Which brings me to the knee-jerk reactionary primal scream of every anti-immigrant white nationalist racist who says in response to concerns raised over the mistreatment and abuse of migrants in ICE detention facilities: “open borders!” It’s like Tourettes syndrome.
I am not aware of any elected Democrats who have advocated for “open borders.” What they have advocated for is effective high-tech border security, not Trump’s medieval vanity project of a “big beautiful wall” on the Mexico border; comprehensive immigration reform, which has been blocked by Republicans in Congress for years (because they would rather have the immigrant boogeyman to campaign on with their anti-immigrant white nationalist base); and a “Marshall Plan” for Central America that addresses economic, political, environmental and law enforcement needs to restore stability to these countries in order to reduce the outflow of desperate migrants.
I am not aware that Rep. Kavanagh has recently expressed any concerns for the health, safety or welfare of migrants being held in migrant detention facilities — many of these facilities operated by private prison companies, his campaign contributors — in particular the children who have been separated from their families under Trump’s intentionally cruel child separation policy.

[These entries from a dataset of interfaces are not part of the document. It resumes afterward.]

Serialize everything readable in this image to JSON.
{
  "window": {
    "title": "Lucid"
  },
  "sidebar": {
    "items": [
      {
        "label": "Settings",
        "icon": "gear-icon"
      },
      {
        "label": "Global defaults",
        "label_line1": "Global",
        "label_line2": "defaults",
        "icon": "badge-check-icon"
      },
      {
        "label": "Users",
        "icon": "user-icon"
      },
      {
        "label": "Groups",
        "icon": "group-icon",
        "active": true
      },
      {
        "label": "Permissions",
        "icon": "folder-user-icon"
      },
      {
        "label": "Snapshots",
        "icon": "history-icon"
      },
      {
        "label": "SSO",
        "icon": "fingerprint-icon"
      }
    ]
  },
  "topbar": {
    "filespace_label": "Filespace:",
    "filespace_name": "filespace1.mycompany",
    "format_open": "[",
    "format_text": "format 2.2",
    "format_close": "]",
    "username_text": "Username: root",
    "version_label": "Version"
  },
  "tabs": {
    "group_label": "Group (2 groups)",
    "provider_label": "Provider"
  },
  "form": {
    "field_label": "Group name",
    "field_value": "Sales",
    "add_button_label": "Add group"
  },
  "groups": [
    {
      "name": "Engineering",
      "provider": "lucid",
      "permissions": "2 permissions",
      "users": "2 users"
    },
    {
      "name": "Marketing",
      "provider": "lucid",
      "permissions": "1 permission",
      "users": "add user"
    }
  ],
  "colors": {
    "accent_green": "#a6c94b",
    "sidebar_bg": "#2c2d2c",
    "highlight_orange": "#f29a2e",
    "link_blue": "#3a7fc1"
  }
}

Or the recent report of sexual abuse of minors and retaliation against detainees in Yuma. Where is the demand for an immediate investigation? Where is the humanity and basic human decency and compassion?